▶ [THE PROBLEM]
The data that follows is to be given again, exactly as written.

Page and application data records
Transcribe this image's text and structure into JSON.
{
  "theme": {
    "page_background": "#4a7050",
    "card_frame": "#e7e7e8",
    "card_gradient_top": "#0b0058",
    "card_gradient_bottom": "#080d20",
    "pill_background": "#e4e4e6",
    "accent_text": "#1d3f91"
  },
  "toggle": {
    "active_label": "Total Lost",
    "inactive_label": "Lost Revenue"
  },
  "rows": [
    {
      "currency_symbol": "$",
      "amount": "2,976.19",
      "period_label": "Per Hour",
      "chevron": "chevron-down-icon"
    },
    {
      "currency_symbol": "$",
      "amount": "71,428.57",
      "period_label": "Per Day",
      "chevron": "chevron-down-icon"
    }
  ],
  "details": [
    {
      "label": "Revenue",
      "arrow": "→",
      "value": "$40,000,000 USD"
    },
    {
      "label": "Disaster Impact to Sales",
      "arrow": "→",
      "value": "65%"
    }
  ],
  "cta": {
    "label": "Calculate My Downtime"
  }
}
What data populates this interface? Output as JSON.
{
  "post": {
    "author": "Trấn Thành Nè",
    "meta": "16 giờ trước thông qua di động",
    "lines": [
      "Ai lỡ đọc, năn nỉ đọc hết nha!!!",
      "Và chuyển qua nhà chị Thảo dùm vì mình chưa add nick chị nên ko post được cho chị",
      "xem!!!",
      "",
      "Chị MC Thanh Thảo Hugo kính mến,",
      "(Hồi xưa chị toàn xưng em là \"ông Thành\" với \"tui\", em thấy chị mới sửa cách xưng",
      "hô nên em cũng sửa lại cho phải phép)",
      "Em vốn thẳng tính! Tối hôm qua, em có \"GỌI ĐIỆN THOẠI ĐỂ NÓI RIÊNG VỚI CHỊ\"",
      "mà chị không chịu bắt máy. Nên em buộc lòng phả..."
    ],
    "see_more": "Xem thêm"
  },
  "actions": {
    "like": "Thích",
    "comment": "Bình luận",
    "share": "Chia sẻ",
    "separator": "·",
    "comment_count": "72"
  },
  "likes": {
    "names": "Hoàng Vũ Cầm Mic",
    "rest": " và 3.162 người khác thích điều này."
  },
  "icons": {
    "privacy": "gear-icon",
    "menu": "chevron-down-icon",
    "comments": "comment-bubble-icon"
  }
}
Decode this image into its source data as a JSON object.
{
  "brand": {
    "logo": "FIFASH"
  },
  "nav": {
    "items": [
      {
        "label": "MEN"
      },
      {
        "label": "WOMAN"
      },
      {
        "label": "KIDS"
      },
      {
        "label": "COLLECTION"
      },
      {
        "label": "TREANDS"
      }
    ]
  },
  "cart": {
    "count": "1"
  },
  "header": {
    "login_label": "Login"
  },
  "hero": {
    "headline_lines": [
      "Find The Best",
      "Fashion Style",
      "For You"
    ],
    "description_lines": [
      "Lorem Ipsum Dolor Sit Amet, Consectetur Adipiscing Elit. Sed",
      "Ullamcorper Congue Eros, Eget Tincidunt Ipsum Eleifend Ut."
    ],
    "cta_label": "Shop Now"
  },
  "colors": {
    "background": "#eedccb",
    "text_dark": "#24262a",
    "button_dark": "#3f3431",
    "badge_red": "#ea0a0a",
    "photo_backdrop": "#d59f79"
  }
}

▶ [TASK RESULT]
Transcribe this image's text and structure into JSON.
{
  "theme": {
    "page_background": "#4a7050",
    "card_frame": "#e7e7e8",
    "card_gradient_top": "#0b0058",
    "card_gradient_bottom": "#080d20",
    "pill_background": "#e4e4e6",
    "accent_text": "#1d3f91"
  },
  "toggle": {
    "active_label": "Total Lost",
    "inactive_label": "Lost Revenue"
  },
  "rows": [
    {
      "currency_symbol": "$",
      "amount": "2,976.19",
      "period_label": "Per Hour",
      "chevron": "chevron-down-icon"
    },
    {
      "currency_symbol": "$",
      "amount": "71,428.57",
      "period_label": "Per Day",
      "chevron": "chevron-down-icon"
    }
  ],
  "details": [
    {
      "label": "Revenue",
      "arrow": "→",
      "value": "$40,000,000 USD"
    },
    {
      "label": "Disaster Impact to Sales",
      "arrow": "→",
      "value": "65%"
    }
  ],
  "cta": {
    "label": "Calculate My Downtime"
  }
}
What data populates this interface? Output as JSON.
{
  "post": {
    "author": "Trấn Thành Nè",
    "meta": "16 giờ trước thông qua di động",
    "lines": [
      "Ai lỡ đọc, năn nỉ đọc hết nha!!!",
      "Và chuyển qua nhà chị Thảo dùm vì mình chưa add nick chị nên ko post được cho chị",
      "xem!!!",
      "",
      "Chị MC Thanh Thảo Hugo kính mến,",
      "(Hồi xưa chị toàn xưng em là \"ông Thành\" với \"tui\", em thấy chị mới sửa cách xưng",
      "hô nên em cũng sửa lại cho phải phép)",
      "Em vốn thẳng tính! Tối hôm qua, em có \"GỌI ĐIỆN THOẠI ĐỂ NÓI RIÊNG VỚI CHỊ\"",
      "mà chị không chịu bắt máy. Nên em buộc lòng phả..."
    ],
    "see_more": "Xem thêm"
  },
  "actions": {
    "like": "Thích",
    "comment": "Bình luận",
    "share": "Chia sẻ",
    "separator": "·",
    "comment_count": "72"
  },
  "likes": {
    "names": "Hoàng Vũ Cầm Mic",
    "rest": " và 3.162 người khác thích điều này."
  },
  "icons": {
    "privacy": "gear-icon",
    "menu": "chevron-down-icon",
    "comments": "comment-bubble-icon"
  }
}
Decode this image into its source data as a JSON object.
{
  "brand": {
    "logo": "FIFASH"
  },
  "nav": {
    "items": [
      {
        "label": "MEN"
      },
      {
        "label": "WOMAN"
      },
      {
        "label": "KIDS"
      },
      {
        "label": "COLLECTION"
      },
      {
        "label": "TREANDS"
      }
    ]
  },
  "cart": {
    "count": "1"
  },
  "header": {
    "login_label": "Login"
  },
  "hero": {
    "headline_lines": [
      "Find The Best",
      "Fashion Style",
      "For You"
    ],
    "description_lines": [
      "Lorem Ipsum Dolor Sit Amet, Consectetur Adipiscing Elit. Sed",
      "Ullamcorper Congue Eros, Eget Tincidunt Ipsum Eleifend Ut."
    ],
    "cta_label": "Shop Now"
  },
  "colors": {
    "background": "#eedccb",
    "text_dark": "#24262a",
    "button_dark": "#3f3431",
    "badge_red": "#ea0a0a",
    "photo_backdrop": "#d59f79"
  }
}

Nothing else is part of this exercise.